Record set:
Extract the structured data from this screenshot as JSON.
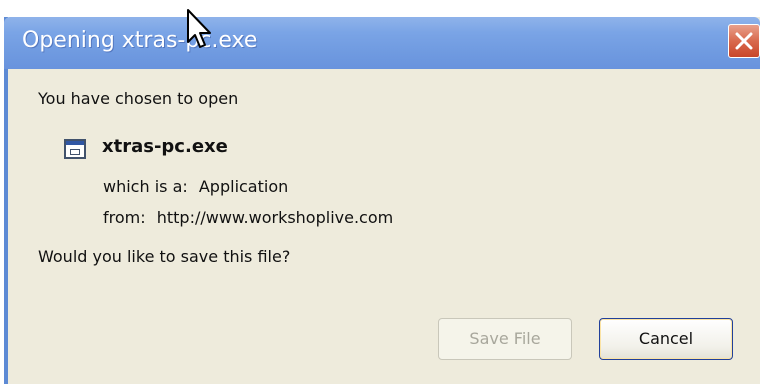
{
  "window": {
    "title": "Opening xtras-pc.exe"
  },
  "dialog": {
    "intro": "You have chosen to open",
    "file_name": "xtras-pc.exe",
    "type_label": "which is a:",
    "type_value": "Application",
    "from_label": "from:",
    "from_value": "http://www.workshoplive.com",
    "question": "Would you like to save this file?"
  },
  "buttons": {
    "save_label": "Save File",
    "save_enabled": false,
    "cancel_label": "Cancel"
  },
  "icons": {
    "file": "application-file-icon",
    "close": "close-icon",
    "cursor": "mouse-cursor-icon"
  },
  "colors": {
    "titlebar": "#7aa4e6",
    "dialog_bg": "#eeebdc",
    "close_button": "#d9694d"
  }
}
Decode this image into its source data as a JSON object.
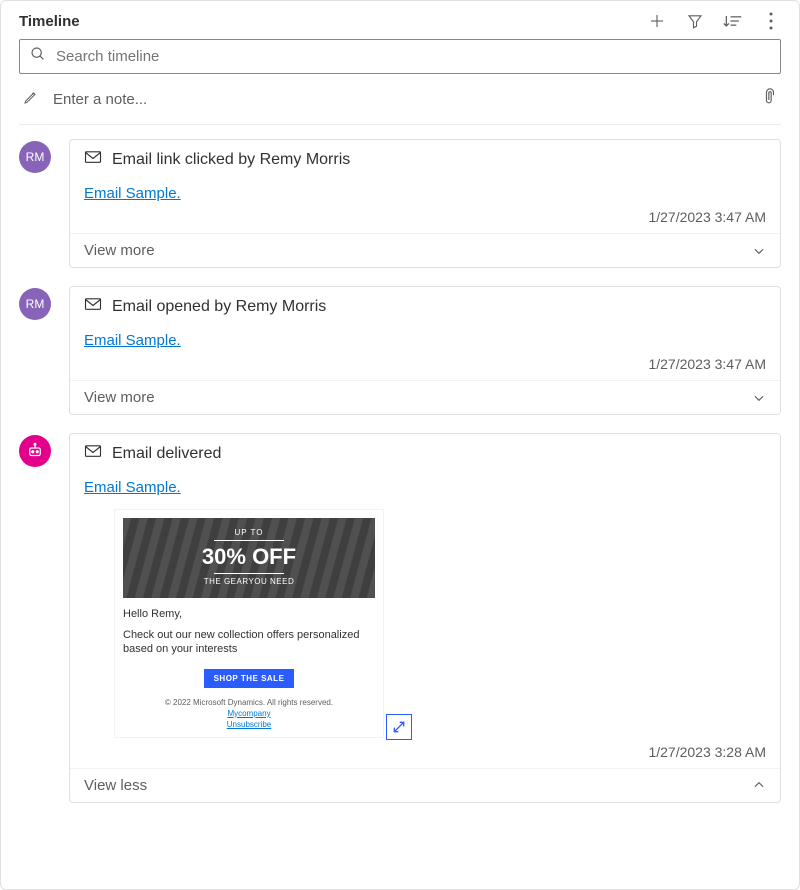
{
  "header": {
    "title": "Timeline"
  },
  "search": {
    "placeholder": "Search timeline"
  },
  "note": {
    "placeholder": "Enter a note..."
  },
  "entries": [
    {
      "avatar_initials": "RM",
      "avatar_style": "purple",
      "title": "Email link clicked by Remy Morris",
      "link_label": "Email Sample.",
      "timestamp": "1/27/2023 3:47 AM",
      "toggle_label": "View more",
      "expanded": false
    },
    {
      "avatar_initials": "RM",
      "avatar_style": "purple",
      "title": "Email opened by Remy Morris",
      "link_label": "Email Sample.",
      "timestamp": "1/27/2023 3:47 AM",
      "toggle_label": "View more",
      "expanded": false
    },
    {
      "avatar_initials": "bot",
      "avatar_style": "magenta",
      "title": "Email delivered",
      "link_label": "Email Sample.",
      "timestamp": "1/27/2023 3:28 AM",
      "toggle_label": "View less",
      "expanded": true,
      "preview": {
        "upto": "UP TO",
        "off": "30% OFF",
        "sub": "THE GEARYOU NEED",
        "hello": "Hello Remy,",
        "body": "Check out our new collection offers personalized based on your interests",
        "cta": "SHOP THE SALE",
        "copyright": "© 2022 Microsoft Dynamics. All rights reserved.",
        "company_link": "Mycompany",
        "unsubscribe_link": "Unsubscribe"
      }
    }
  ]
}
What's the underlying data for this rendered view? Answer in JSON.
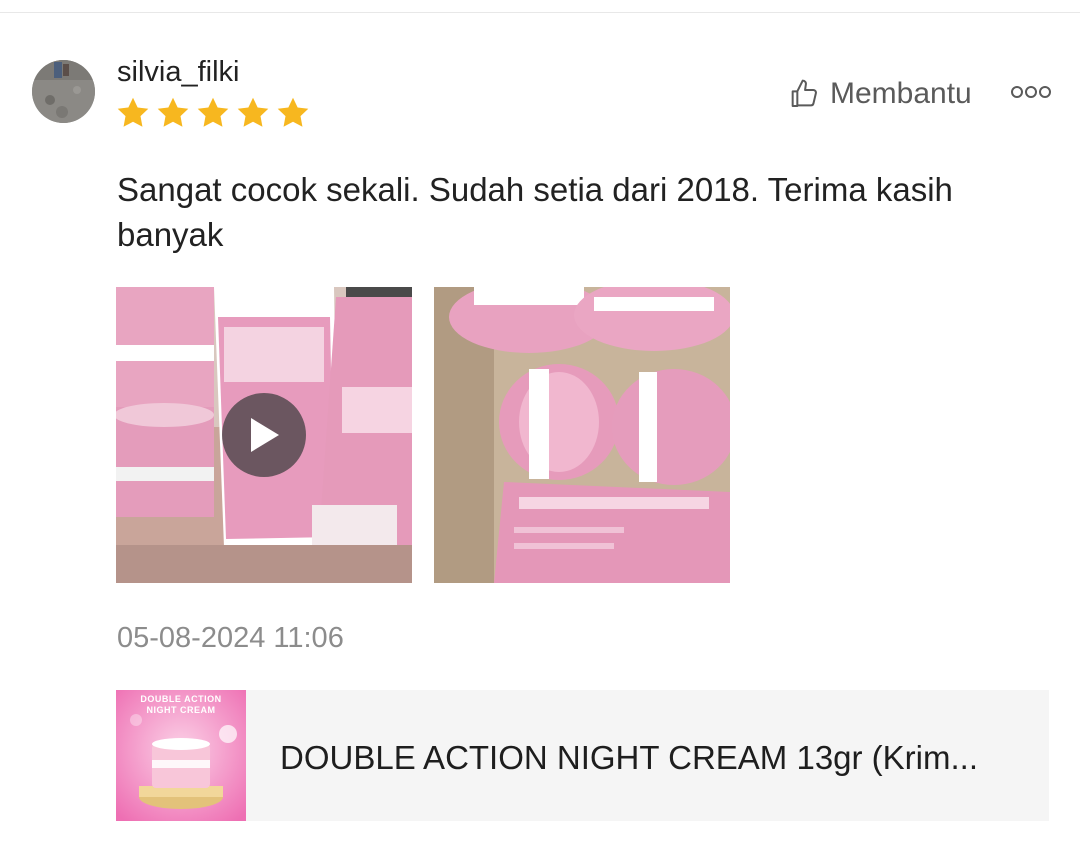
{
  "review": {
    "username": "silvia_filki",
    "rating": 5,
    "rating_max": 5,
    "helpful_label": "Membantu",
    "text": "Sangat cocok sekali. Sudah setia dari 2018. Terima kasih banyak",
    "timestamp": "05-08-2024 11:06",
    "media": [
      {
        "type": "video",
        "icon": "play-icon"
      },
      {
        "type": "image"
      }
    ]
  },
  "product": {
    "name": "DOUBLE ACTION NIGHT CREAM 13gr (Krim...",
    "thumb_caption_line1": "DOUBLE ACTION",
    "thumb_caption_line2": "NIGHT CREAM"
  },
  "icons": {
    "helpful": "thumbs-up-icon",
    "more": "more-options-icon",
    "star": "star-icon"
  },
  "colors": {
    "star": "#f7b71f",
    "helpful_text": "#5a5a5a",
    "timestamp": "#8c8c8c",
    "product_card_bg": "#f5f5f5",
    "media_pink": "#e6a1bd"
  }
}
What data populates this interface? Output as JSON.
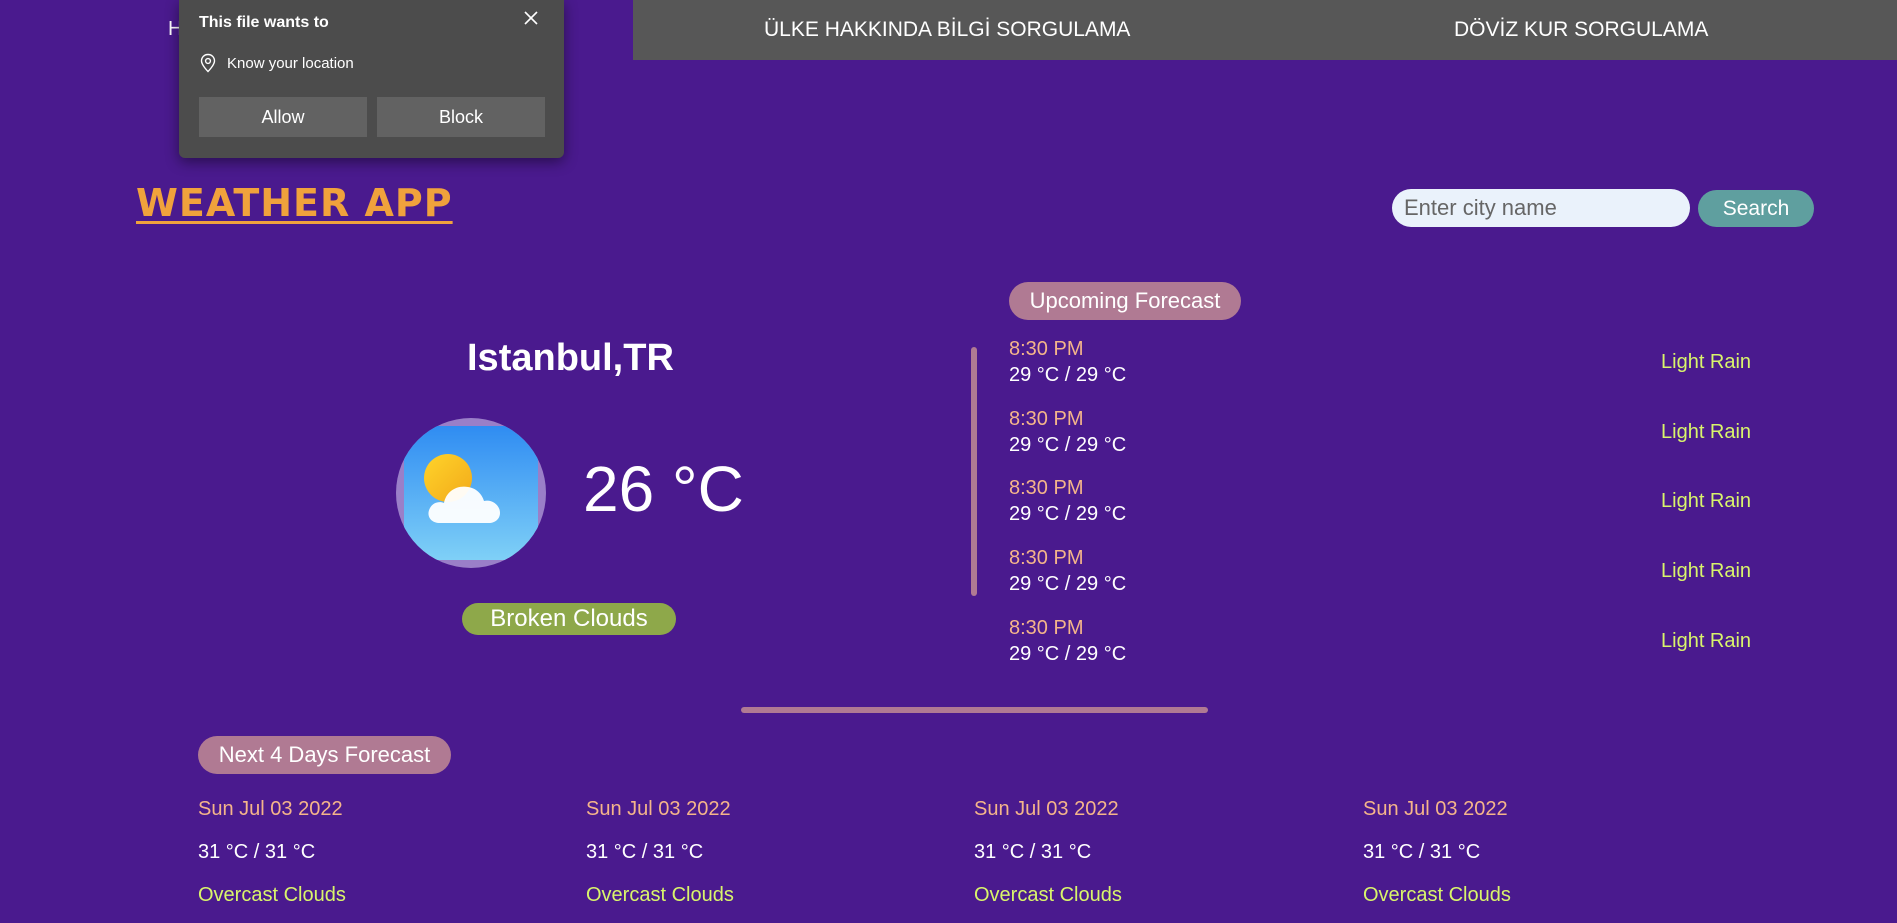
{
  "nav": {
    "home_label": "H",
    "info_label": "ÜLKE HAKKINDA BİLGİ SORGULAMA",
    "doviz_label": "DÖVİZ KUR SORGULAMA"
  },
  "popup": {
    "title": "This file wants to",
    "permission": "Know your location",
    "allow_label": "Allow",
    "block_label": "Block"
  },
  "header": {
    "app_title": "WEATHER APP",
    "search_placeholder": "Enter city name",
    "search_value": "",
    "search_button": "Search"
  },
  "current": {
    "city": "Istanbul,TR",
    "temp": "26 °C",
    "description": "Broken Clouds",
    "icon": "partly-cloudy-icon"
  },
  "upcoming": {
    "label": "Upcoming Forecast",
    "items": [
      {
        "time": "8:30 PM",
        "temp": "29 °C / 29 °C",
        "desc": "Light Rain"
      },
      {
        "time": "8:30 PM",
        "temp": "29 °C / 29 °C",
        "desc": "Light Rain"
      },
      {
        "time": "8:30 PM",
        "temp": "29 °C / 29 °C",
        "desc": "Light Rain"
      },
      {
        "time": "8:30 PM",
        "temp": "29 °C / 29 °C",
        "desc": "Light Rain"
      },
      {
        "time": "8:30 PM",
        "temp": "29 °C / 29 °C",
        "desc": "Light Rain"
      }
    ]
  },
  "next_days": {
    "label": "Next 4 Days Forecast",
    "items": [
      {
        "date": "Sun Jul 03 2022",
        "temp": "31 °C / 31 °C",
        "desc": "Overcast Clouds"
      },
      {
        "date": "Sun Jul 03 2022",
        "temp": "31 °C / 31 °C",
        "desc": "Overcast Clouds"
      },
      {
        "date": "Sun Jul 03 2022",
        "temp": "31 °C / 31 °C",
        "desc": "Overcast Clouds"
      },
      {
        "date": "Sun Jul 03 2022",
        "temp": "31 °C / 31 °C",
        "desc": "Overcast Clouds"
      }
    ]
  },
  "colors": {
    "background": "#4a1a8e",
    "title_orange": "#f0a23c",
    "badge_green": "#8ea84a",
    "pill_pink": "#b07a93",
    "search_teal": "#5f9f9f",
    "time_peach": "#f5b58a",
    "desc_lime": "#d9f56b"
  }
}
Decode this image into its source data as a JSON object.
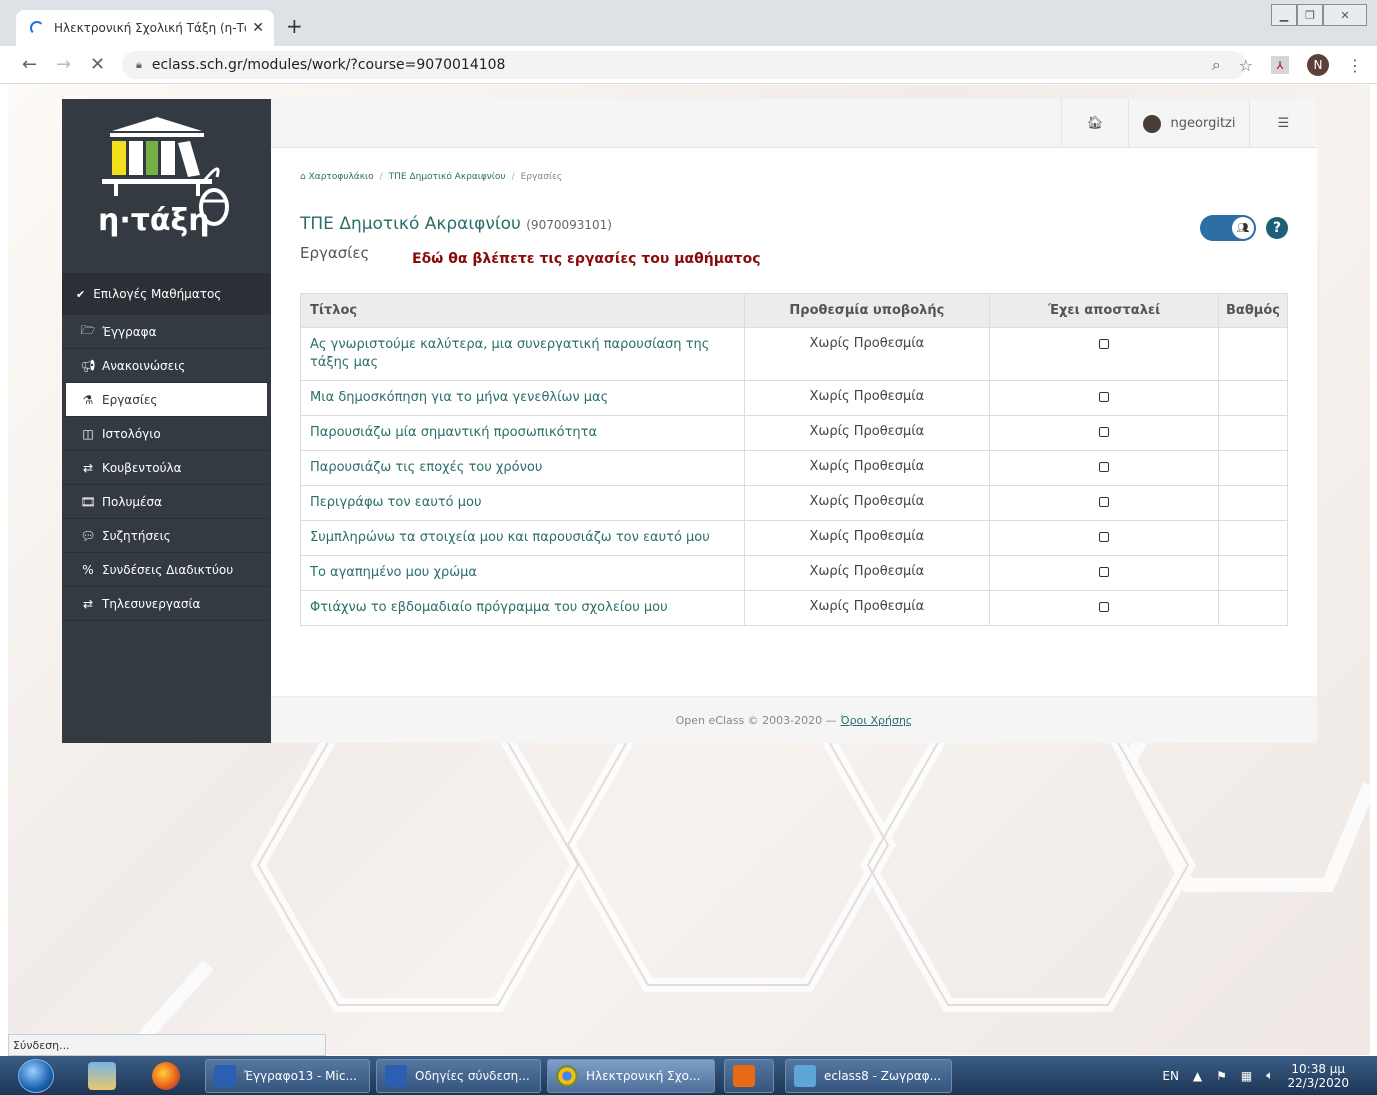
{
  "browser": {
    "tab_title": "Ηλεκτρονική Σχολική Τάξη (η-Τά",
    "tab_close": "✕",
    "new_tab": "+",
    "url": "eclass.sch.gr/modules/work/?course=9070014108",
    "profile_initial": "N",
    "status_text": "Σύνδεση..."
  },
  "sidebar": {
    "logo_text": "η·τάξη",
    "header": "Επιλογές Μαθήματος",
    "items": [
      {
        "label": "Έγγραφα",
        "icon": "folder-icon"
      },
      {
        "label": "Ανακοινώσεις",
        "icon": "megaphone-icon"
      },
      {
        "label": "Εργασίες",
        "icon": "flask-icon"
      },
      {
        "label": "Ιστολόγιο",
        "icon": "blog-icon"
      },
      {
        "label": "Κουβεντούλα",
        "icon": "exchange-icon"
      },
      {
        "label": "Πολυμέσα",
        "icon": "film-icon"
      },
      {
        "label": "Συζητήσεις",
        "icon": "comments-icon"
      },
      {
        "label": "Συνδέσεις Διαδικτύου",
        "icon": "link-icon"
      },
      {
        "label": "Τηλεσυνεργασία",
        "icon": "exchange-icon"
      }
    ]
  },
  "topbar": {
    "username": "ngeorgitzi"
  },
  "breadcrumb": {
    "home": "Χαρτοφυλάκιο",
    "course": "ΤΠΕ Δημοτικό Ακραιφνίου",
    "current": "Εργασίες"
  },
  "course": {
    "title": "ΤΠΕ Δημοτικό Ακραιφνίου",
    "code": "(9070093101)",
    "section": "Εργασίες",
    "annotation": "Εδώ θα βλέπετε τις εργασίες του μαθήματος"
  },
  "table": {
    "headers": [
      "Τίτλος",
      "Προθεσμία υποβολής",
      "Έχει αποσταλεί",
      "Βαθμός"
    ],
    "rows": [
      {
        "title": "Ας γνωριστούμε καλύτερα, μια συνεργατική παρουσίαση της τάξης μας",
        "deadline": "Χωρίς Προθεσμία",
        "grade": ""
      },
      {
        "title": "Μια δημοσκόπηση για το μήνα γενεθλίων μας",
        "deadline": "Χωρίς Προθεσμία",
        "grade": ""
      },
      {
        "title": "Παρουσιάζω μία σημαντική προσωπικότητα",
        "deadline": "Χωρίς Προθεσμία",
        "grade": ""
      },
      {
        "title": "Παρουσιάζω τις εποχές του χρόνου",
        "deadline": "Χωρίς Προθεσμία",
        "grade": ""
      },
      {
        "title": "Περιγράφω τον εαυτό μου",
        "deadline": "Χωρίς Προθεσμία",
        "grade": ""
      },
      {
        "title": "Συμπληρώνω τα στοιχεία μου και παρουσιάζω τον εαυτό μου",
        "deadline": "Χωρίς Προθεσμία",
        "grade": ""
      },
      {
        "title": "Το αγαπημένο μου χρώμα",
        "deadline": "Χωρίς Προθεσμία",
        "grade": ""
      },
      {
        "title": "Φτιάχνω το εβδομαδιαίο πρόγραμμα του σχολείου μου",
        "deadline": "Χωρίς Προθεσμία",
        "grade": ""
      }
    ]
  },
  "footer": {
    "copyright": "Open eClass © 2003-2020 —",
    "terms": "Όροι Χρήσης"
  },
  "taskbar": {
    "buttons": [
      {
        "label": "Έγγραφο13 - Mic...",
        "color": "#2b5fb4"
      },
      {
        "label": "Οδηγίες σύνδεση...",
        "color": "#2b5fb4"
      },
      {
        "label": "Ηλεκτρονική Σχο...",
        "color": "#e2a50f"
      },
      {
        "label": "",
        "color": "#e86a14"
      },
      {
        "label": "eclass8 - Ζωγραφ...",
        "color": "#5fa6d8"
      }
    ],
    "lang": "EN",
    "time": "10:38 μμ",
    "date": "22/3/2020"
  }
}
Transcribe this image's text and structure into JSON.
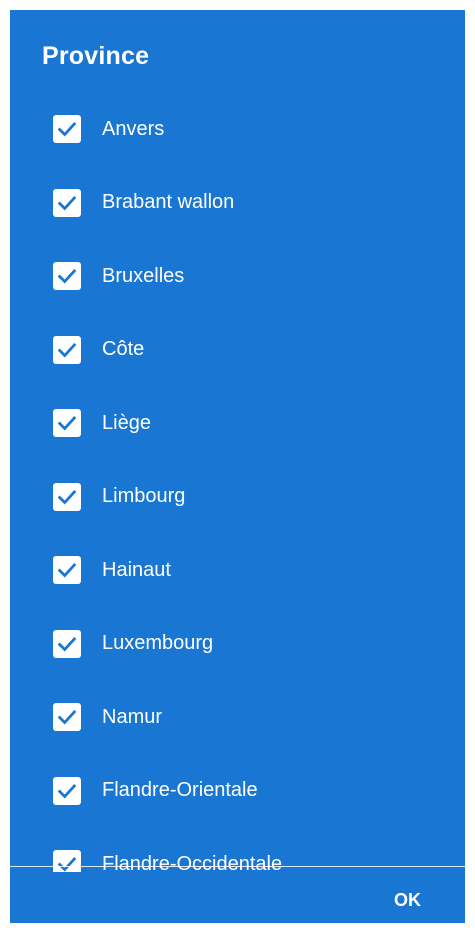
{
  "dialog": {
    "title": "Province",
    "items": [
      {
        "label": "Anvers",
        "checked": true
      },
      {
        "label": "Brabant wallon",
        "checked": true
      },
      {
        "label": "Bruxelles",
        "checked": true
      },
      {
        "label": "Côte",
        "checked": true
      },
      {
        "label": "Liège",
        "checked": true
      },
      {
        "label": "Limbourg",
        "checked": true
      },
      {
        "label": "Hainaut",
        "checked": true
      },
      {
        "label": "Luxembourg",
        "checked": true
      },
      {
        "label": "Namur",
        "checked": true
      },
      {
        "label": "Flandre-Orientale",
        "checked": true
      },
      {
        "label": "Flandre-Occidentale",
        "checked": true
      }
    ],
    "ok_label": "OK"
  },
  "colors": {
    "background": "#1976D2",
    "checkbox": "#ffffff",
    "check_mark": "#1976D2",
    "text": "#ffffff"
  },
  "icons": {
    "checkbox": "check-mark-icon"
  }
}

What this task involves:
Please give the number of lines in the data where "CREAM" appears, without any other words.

Reply to the task:
2